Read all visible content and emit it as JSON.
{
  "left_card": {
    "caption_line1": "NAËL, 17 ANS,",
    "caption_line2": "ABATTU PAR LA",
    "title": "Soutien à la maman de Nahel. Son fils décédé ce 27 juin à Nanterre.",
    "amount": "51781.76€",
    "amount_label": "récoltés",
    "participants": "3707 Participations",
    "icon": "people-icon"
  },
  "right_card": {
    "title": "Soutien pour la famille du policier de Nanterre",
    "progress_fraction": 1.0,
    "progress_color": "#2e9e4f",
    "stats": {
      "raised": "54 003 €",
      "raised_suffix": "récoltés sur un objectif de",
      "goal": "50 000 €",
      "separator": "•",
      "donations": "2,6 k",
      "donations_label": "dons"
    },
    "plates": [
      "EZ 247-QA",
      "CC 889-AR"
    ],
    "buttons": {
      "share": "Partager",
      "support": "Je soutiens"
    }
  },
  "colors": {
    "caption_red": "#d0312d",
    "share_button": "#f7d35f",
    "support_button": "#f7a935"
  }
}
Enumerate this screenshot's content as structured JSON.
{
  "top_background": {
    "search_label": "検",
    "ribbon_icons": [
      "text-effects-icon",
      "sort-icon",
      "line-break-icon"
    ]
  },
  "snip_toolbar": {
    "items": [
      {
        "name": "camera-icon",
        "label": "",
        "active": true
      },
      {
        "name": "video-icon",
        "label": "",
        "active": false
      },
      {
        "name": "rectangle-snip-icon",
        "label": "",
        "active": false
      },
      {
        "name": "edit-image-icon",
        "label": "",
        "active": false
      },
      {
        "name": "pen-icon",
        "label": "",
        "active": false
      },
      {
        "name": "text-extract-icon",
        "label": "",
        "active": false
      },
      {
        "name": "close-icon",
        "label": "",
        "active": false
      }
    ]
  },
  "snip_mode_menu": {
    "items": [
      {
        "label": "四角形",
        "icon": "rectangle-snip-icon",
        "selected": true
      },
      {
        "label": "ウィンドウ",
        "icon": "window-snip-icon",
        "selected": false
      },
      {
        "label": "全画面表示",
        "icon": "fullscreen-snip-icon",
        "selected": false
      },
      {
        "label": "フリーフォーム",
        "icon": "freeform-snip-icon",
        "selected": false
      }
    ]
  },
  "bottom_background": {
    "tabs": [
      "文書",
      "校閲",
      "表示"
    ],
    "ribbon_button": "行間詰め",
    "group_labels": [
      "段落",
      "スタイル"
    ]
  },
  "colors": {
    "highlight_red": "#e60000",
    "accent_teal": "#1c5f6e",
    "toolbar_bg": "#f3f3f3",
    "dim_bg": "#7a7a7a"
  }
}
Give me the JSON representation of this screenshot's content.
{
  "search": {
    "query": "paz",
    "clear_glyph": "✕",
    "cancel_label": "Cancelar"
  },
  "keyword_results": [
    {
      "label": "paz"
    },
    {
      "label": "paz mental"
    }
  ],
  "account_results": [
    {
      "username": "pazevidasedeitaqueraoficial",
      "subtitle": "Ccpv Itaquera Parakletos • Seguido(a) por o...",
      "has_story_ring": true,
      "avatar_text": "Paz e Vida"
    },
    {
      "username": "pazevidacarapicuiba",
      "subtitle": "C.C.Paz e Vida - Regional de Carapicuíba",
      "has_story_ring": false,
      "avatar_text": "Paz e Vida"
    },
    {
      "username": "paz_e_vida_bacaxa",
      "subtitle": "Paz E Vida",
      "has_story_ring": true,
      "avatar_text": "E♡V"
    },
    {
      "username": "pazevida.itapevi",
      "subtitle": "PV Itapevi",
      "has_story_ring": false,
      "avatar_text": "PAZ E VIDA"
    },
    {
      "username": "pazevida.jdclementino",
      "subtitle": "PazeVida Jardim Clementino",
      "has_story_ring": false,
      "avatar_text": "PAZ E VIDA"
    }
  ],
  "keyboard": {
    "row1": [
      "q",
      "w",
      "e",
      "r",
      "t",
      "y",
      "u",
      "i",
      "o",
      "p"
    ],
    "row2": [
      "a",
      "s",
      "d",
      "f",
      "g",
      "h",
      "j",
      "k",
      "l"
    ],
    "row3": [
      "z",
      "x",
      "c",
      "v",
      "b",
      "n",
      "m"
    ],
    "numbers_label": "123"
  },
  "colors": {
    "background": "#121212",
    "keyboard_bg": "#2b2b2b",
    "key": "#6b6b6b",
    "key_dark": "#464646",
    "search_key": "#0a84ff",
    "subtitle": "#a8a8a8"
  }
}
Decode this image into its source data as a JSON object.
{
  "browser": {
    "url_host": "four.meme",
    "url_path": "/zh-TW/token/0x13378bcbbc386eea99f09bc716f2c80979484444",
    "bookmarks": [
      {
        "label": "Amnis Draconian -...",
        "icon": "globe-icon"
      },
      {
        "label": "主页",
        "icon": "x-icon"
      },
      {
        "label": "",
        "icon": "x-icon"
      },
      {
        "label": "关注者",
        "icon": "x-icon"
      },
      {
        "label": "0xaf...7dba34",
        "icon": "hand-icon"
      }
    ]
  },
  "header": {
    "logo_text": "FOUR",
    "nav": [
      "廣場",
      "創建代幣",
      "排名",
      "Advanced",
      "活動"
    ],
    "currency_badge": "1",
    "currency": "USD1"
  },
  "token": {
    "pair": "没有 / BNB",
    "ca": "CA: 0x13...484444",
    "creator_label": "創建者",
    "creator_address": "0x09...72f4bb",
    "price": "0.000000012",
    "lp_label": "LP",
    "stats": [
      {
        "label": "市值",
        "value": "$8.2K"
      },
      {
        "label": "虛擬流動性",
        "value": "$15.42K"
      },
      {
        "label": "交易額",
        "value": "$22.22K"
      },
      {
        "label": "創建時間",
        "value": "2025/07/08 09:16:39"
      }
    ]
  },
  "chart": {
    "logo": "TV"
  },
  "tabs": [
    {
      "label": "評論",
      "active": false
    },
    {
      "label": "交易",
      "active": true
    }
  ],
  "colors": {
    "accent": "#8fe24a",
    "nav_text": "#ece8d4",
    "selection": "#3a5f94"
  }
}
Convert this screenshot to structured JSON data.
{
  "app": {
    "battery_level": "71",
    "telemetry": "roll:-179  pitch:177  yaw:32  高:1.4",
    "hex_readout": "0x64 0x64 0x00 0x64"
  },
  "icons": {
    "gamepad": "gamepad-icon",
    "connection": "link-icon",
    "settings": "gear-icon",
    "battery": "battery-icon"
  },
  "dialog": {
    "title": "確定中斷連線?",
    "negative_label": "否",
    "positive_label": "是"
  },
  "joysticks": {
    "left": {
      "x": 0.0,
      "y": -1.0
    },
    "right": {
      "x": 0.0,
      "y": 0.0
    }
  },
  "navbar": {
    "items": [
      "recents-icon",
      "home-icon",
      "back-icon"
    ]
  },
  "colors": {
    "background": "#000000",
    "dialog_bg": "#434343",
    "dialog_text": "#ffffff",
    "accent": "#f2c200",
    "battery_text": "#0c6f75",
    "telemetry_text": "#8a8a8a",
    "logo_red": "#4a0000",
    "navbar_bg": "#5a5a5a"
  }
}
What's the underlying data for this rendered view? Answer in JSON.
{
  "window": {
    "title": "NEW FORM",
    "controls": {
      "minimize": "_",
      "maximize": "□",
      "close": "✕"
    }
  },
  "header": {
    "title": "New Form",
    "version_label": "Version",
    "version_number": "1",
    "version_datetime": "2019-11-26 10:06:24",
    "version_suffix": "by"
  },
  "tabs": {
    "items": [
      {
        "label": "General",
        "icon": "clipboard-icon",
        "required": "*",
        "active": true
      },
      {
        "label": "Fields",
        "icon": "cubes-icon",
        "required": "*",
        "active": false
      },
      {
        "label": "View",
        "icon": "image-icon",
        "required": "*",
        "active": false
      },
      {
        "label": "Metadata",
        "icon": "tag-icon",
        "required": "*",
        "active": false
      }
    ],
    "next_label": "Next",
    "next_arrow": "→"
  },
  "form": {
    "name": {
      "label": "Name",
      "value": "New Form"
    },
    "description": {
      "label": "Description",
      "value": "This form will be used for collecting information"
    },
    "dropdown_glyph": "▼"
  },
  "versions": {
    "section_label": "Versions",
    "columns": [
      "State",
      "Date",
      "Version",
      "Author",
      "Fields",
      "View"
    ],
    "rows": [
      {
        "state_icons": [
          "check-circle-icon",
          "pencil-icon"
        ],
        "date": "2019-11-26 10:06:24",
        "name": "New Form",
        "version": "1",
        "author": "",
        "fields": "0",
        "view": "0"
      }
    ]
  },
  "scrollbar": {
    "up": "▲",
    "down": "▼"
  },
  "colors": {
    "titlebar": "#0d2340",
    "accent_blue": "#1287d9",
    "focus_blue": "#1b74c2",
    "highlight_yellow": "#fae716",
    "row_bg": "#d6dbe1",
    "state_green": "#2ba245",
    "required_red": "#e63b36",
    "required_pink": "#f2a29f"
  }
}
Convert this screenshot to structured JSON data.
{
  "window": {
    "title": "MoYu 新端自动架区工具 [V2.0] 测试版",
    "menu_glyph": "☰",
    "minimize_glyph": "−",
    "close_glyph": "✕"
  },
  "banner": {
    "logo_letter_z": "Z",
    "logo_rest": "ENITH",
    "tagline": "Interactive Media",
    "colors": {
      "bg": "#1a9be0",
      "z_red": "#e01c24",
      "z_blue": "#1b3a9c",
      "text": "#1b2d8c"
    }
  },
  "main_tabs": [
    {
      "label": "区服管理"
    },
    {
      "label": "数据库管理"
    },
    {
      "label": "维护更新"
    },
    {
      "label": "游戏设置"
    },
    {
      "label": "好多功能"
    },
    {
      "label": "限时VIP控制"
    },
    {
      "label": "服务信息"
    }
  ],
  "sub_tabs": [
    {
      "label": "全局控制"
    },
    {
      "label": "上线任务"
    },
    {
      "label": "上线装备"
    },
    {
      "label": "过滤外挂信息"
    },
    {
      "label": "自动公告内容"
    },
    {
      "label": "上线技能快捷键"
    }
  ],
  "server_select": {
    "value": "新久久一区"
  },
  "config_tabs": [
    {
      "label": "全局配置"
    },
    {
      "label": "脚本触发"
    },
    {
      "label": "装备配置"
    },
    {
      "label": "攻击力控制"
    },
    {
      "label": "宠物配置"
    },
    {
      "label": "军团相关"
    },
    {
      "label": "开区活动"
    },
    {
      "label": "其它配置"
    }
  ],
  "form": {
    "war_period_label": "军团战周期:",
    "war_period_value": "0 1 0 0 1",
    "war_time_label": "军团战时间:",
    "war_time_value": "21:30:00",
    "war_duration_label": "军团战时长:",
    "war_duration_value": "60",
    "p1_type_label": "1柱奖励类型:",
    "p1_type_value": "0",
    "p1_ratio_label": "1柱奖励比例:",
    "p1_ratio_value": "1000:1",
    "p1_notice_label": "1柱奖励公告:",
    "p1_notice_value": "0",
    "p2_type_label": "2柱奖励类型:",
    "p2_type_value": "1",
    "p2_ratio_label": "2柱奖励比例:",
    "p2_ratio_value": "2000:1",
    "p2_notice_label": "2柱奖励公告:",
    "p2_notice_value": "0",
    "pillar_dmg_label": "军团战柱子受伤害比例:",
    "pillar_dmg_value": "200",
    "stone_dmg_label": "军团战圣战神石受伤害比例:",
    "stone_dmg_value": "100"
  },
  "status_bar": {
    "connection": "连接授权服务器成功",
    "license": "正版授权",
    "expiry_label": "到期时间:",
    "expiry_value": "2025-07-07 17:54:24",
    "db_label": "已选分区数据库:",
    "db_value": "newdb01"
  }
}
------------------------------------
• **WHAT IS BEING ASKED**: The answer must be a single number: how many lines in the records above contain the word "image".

• **FINISHED TASK**: 3